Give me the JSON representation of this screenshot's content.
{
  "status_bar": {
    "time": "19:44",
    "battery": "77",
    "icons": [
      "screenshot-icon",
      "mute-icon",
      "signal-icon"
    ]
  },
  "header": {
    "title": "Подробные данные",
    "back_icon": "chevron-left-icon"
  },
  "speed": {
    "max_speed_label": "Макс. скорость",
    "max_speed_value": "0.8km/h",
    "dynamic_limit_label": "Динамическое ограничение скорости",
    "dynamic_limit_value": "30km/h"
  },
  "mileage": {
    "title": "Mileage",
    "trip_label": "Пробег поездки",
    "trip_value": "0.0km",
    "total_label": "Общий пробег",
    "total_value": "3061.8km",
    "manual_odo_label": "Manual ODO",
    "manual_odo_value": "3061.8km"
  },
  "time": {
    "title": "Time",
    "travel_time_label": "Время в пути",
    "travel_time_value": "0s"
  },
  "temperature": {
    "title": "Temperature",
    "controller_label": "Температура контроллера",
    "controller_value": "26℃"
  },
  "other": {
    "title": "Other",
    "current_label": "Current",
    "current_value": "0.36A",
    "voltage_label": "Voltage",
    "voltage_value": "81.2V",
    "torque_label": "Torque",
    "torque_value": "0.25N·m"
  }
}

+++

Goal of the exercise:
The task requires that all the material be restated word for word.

Answer below:
Give me the JSON representation of this screenshot's content.
{
  "status_bar": {
    "time": "19:44",
    "battery": "77",
    "icons": [
      "screenshot-icon",
      "mute-icon",
      "signal-icon"
    ]
  },
  "header": {
    "title": "Подробные данные",
    "back_icon": "chevron-left-icon"
  },
  "speed": {
    "max_speed_label": "Макс. скорость",
    "max_speed_value": "0.8km/h",
    "dynamic_limit_label": "Динамическое ограничение скорости",
    "dynamic_limit_value": "30km/h"
  },
  "mileage": {
    "title": "Mileage",
    "trip_label": "Пробег поездки",
    "trip_value": "0.0km",
    "total_label": "Общий пробег",
    "total_value": "3061.8km",
    "manual_odo_label": "Manual ODO",
    "manual_odo_value": "3061.8km"
  },
  "time": {
    "title": "Time",
    "travel_time_label": "Время в пути",
    "travel_time_value": "0s"
  },
  "temperature": {
    "title": "Temperature",
    "controller_label": "Температура контроллера",
    "controller_value": "26℃"
  },
  "other": {
    "title": "Other",
    "current_label": "Current",
    "current_value": "0.36A",
    "voltage_label": "Voltage",
    "voltage_value": "81.2V",
    "torque_label": "Torque",
    "torque_value": "0.25N·m"
  }
}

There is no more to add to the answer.